This monkey on my back was not a problem...
We left the sanctuary pretty late so we opted to brave the heat one more night and camp on the beach at Punta Uva. A couple of locals had told us not to camp by ourselves so we camped in front of a restaurant (well, it was sort of a restaurant) that served only ceviche and beer. The ceviche was fresh and the beer was cold, so we after we ate, we settled in for the night listening to the ocean a few feet away.
Beach camping in Punta Uva
We were right next to the Panamanian border, but we weren't done with Costa Rica yet. The next morning we got up early to make the trek over to the other steamy sea - the Pacific ocean on the other side of the country (yes, overnighting at the Sheraton!! love that place) to meet our niece, Oona.
She is on a road trip of her own, driving from California to Florida, and then flew out to Costa Rica to meet us with 4 friends. With a group this size, we decided to rent a house for a week so we could all hang out. A week is more than we usually get at home with Oona - so we were VERY excited to see her. We did a couple of fun day trips; we went horseback riding again (Oona is the Equestrian Director at a camp in Northern CA, so we absolutely HAD to get on horses). We went to Manuel Antonio National Park where we saw lots of wildlife. Eva and Juan Carlos joined us as well, and we hired a fantastic guide, Andres. He had such a love for the park and the animals - his enthusiasm was contagious.
Exploring Manuel Antonio with Juan Carlos, Eva and our ace guide, Andres.
Sleeping, not yelling. A welcome change from the howlers we have met.
White Faced Capuchin monkeys.
This is a Fer de Lance snake. The most deadly snake in all of Central America. The guide took John's camera to take a photo. We weren't allowed to get close. What's amazing is the Capuchin monkeys told us about it. Or warned us about it. They went nuts in the trees just above it so the guide was able to spot it.
Wild ones this time...
He just looks bad ass, doesn't he?
The elusive Costa Rican Red-Eyed Leaf (Tree) Frog
And it's larva. Beautiful and grotesque all at the same time.
Post park chow down with the gang. Debbie, Erica, Rosie, Oona and Nick.
We also explored Dominical and the Ballena Marine Park. Mostly we just hung out together. It was so hot we pretty much just lived in the pool at the house.
Great meeting you crazy kids. Safe travels!!
Oona was our first bit of family we have had on this trip and it was fun to explore new territory with her.
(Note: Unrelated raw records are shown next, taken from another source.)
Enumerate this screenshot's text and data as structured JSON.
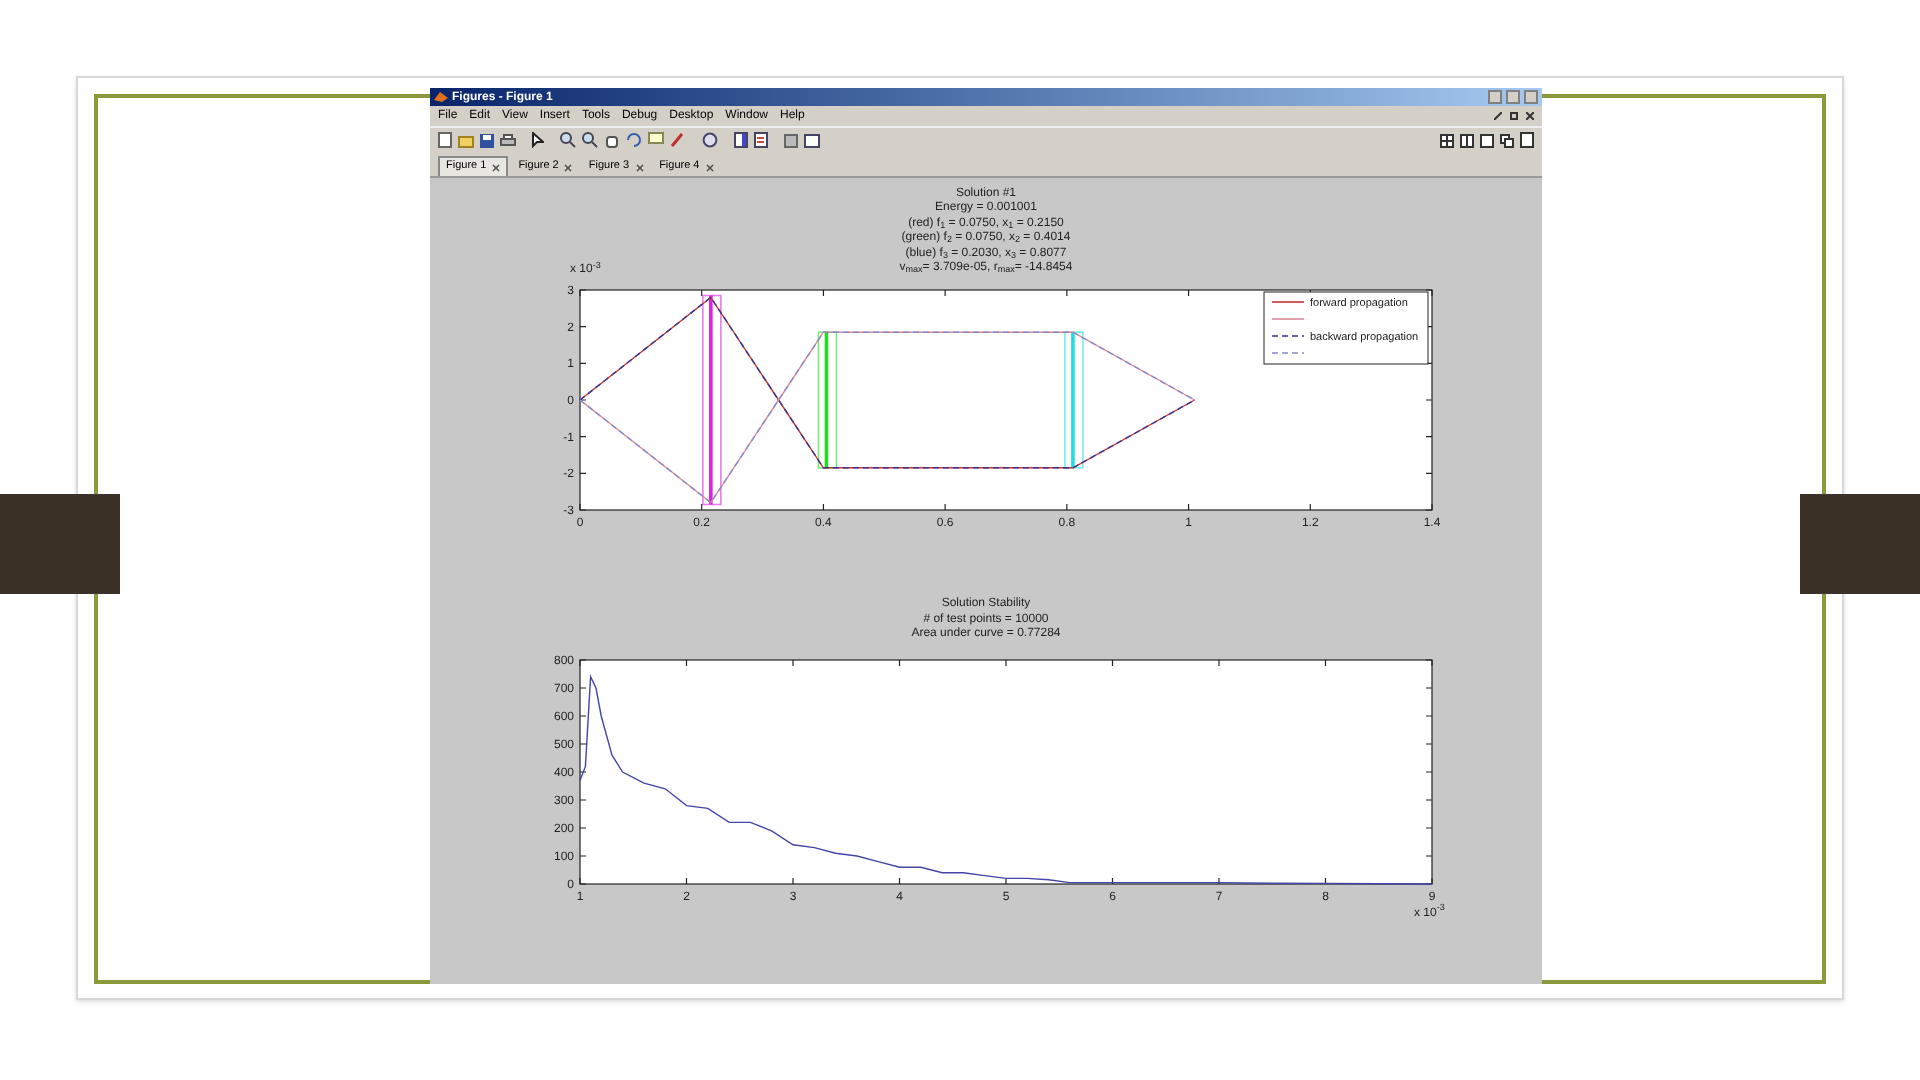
{
  "window": {
    "title": "Figures - Figure 1"
  },
  "menu": [
    "File",
    "Edit",
    "View",
    "Insert",
    "Tools",
    "Debug",
    "Desktop",
    "Window",
    "Help"
  ],
  "figure_tabs": [
    {
      "label": "Figure 1",
      "selected": true
    },
    {
      "label": "Figure 2",
      "selected": false
    },
    {
      "label": "Figure 3",
      "selected": false
    },
    {
      "label": "Figure 4",
      "selected": false
    }
  ],
  "plots": [
    {
      "titles": [
        "Solution #1",
        "Energy = 0.001001",
        "(red) f$_{1}$ = 0.0750, x$_{1}$ = 0.2150",
        "(green) f$_{2}$ = 0.0750, x$_{2}$ = 0.4014",
        "(blue) f$_{3}$ = 0.2030, x$_{3}$ = 0.8077",
        "v$_{max}$= 3.709e-05, r$_{max}$= -14.8454"
      ],
      "chart_data": {
        "type": "line",
        "ylabel": "x 10$^{-3}$",
        "x": [
          0,
          0.215,
          0.4,
          0.81,
          1.01
        ],
        "legend": "upper right",
        "series": [
          {
            "name": "forward propagation",
            "color": "#cc3333",
            "line_style": "solid",
            "values": [
              0,
              2.8,
              -1.85,
              -1.85,
              0
            ]
          },
          {
            "color": "#dd8899",
            "line_style": "solid",
            "values": [
              0,
              -2.8,
              1.85,
              1.85,
              0
            ]
          },
          {
            "name": "backward propagation",
            "color": "#333399",
            "line_style": "dashed",
            "values": [
              0,
              2.8,
              -1.85,
              -1.85,
              0
            ]
          },
          {
            "color": "#8888cc",
            "line_style": "dashed",
            "values": [
              0,
              -2.8,
              1.85,
              1.85,
              0
            ]
          }
        ],
        "xlim": [
          0,
          1.4
        ],
        "ylim": [
          -3,
          3
        ],
        "xticks": [
          {
            "value": 0,
            "label": "0"
          },
          {
            "value": 0.2,
            "label": "0.2"
          },
          {
            "value": 0.4,
            "label": "0.4"
          },
          {
            "value": 0.6,
            "label": "0.6"
          },
          {
            "value": 0.8,
            "label": "0.8"
          },
          {
            "value": 1,
            "label": "1"
          },
          {
            "value": 1.2,
            "label": "1.2"
          },
          {
            "value": 1.4,
            "label": "1.4"
          }
        ],
        "yticks": [
          -3,
          -2,
          -1,
          0,
          1,
          2,
          3
        ],
        "ref_lines": [
          {
            "axis": "x",
            "value": 0.215,
            "color": "#dd22dd"
          },
          {
            "axis": "x",
            "value": 0.405,
            "color": "#22dd22"
          },
          {
            "axis": "x",
            "value": 0.81,
            "color": "#22dddd"
          }
        ]
      }
    },
    {
      "titles": [
        "Solution Stability",
        "# of test points = 10000",
        "Area under curve = 0.77284"
      ],
      "chart_data": {
        "type": "line",
        "xlabel": "x 10$^{-3}$",
        "x": [
          1,
          1.05,
          1.1,
          1.15,
          1.2,
          1.3,
          1.4,
          1.6,
          1.8,
          2,
          2.2,
          2.4,
          2.6,
          2.8,
          3,
          3.2,
          3.4,
          3.6,
          3.8,
          4,
          4.2,
          4.4,
          4.6,
          4.8,
          5,
          5.2,
          5.4,
          5.6,
          6,
          6.5,
          7,
          7.5,
          8,
          8.5,
          9
        ],
        "series": [
          {
            "color": "#4444aa",
            "line_style": "solid",
            "values": [
              370,
              420,
              740,
              700,
              600,
              460,
              400,
              360,
              340,
              280,
              270,
              220,
              220,
              190,
              140,
              130,
              110,
              100,
              80,
              60,
              60,
              40,
              40,
              30,
              20,
              20,
              15,
              5,
              5,
              5,
              5,
              3,
              2,
              1,
              0
            ]
          }
        ],
        "xlim": [
          1,
          9
        ],
        "ylim": [
          0,
          800
        ],
        "xticks": [
          1,
          2,
          3,
          4,
          5,
          6,
          7,
          8,
          9
        ],
        "yticks": [
          0,
          100,
          200,
          300,
          400,
          500,
          600,
          700,
          800
        ]
      }
    }
  ]
}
It was great spending time together in a house where we didn't have lots of logistics to deal with every day. It felt like a little vacation from our camper life. And getting a little quality family time with the Oonz was really nice.